About the Book

Challenging existing paradigms, What's My Name? The vernacular intellectual is not necessarily a figure who espouses a radical politics. The issue of language, including how the vernacular intellectual speaks and his or her vocabulary, metaphors, and idioms, is thus critical to the construction of the vernacular intellectual.

Cultural figures such as the boxer Muhammad Ali b. They speak particular truths to power: about race, anti-colonialism, poverty, oppression, sexuality, and subaltern pleasure.

What's My Name?: Black Vernacular Intellectuals

The vernacular is, therefore, most audible in popular culture: in the music, the articulations of sportspersons, and popular expressions. The vernacular intellectual is, in essence, that cultural figure who addresses the political but whose critiques are almost never recognized as the work of an intellectual.

Farred, Grant.

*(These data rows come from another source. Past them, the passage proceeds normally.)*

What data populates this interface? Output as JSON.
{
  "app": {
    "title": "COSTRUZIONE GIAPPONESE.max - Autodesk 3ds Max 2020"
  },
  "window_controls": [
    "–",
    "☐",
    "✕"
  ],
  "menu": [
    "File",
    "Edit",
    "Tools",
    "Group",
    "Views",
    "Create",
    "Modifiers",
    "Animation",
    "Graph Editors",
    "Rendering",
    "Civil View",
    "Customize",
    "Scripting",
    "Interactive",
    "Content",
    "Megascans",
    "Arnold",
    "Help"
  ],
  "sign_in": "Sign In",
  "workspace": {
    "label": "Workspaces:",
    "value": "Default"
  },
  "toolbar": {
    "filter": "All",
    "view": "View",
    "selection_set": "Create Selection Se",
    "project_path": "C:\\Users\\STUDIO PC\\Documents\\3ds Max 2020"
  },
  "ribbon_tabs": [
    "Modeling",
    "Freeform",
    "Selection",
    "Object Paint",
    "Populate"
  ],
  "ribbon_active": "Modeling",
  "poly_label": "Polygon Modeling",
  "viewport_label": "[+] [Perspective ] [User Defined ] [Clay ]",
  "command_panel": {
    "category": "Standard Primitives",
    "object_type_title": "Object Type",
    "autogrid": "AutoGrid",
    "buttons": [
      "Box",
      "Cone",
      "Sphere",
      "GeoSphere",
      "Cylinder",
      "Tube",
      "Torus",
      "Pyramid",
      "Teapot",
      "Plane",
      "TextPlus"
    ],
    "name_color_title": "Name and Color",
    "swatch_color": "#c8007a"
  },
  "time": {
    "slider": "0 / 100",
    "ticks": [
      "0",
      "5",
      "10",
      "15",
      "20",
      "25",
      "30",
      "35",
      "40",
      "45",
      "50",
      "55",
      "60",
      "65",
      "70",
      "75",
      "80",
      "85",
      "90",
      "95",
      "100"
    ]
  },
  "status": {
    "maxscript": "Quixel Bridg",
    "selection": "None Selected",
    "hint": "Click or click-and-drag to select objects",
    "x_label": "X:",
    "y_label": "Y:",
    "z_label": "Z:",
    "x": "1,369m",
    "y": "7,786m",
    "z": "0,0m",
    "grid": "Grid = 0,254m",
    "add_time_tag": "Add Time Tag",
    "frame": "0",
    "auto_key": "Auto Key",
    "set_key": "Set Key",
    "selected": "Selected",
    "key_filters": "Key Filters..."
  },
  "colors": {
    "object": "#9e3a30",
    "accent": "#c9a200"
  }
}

Minneapolis: University of Minnesota Press. Gramsci, Antonio.